Messaging systems allow you to loosely couple heterogeneous systems together with added reliability. Java Messaging Service (JMS) providers use a system of transactions, to commit or roll back changes atomically. Unlike systems based on a Remote Procedure Call (RPC) pattern, messaging systems primarily use an asynchronous message passing pattern with no tight relationship between requests and responses. Most messaging systems also support a request-response mode but this is not a primary feature of messaging systems.
Messaging systems decouple the senders of messages from the consumers of messages. The senders and consumers of messages are completely independent and know nothing of each other. This allows you to create flexible, loosely coupled systems. Often, large enterprises use a messaging system to implement a message bus which loosely couples heterogeneous systems together. Message buses often form the core of an Enterprise Service Bus (ESB). Using a message bus to decouple disparate systems can allow the system to grow and adapt more easily. It also allows more flexibility to add new systems or retire old ones since they don't have brittle dependencies on each other.
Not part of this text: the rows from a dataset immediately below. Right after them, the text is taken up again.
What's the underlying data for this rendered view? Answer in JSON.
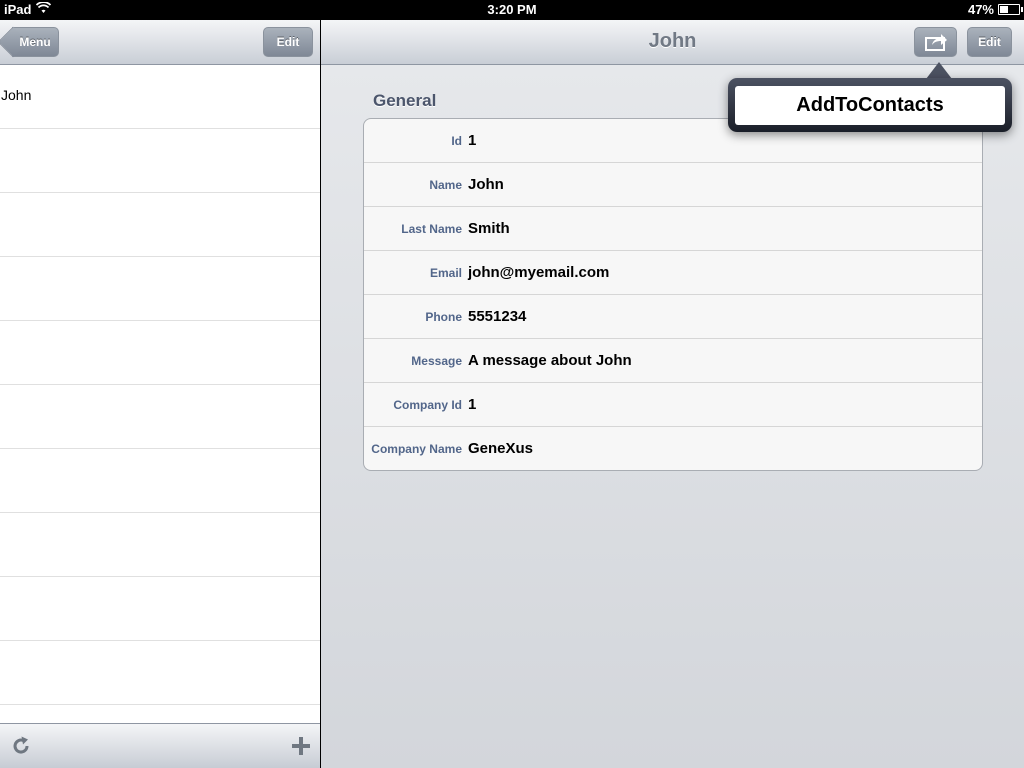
{
  "status_bar": {
    "device": "iPad",
    "time": "3:20 PM",
    "battery": "47%",
    "battery_level": 0.47
  },
  "master": {
    "back_label": "Menu",
    "edit_label": "Edit",
    "items": [
      {
        "label": "John"
      },
      {
        "label": ""
      },
      {
        "label": ""
      },
      {
        "label": ""
      },
      {
        "label": ""
      },
      {
        "label": ""
      },
      {
        "label": ""
      },
      {
        "label": ""
      },
      {
        "label": ""
      },
      {
        "label": ""
      }
    ],
    "toolbar": {
      "refresh_icon": "refresh-icon",
      "add_icon": "add-icon"
    }
  },
  "detail": {
    "title": "John",
    "action_icon": "share-icon",
    "edit_label": "Edit",
    "section_title": "General",
    "fields": [
      {
        "label": "Id",
        "value": "1"
      },
      {
        "label": "Name",
        "value": "John"
      },
      {
        "label": "Last Name",
        "value": "Smith"
      },
      {
        "label": "Email",
        "value": "john@myemail.com"
      },
      {
        "label": "Phone",
        "value": "5551234"
      },
      {
        "label": "Message",
        "value": "A message about John"
      },
      {
        "label": "Company Id",
        "value": "1"
      },
      {
        "label": "Company Name",
        "value": "GeneXus"
      }
    ]
  },
  "popover": {
    "items": [
      {
        "label": "AddToContacts"
      }
    ]
  }
}
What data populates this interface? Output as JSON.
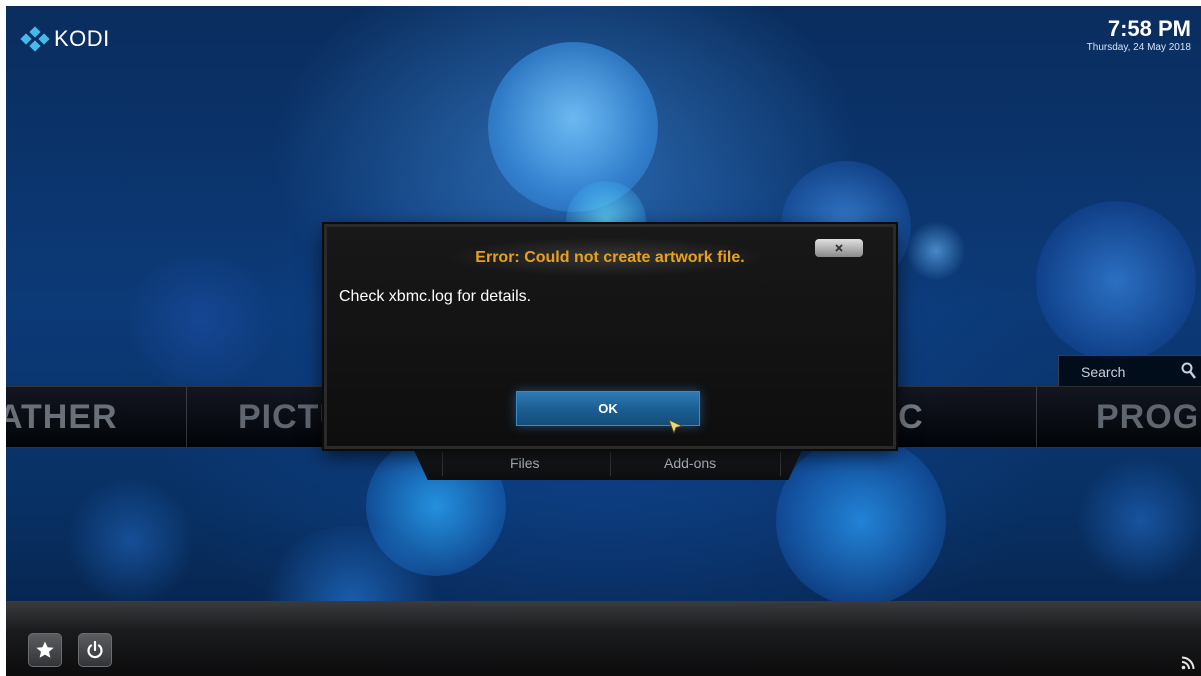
{
  "header": {
    "app_name": "KODI",
    "time": "7:58 PM",
    "date": "Thursday, 24 May 2018"
  },
  "main_menu": {
    "items": [
      "ATHER",
      "PICTU",
      "SIC",
      "PROGRA"
    ]
  },
  "submenu": {
    "items": [
      "Files",
      "Add-ons"
    ]
  },
  "search": {
    "label": "Search"
  },
  "dialog": {
    "title": "Error: Could not create artwork file.",
    "message": "Check xbmc.log for details.",
    "ok_label": "OK"
  },
  "colors": {
    "dialog_title": "#e8a21a",
    "ok_button": "#1b5f94",
    "logo_accent": "#48b8e8"
  },
  "icons": [
    "kodi-logo-icon",
    "search-icon",
    "favourites-star-icon",
    "power-icon",
    "rss-icon",
    "close-icon",
    "mouse-cursor-icon"
  ]
}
18.1.8. Supported Messaging Styles

HornetQ supports the following messaging styles:
Message Queue pattern
The Message Queue pattern involves sending a message to a queue. Once in the queue, the message is usually made persistent to guarantee delivery. Once the message has moved through the queue, the messaging system delivers it to a message consumer. The message consumer acknowledges the delivery of the message once it is processed.
When used with point-to-point messaging, the Message Queue pattern allows multiple consumers for a queue, but each message can only be received by a single consumer.
Publish-Subscribe pattern
The Publish-Subscribe pattern allows multiple senders to send messages to a single entity on the server. This entity is often known as a "topic". Each topic can be attended by multiple consumers, known as "subscriptions".
Each subscription receives a copy of every message sent to the topic. This differs from the Message Queue pattern, where each message is only consumed by a single consumer.
Subscriptions that are durable retain copies of each message sent to the topic until the subscriber consumes them. These copies are retained even in the event of a server restart. Non-durable subscriptions last only as long as the connection that created them.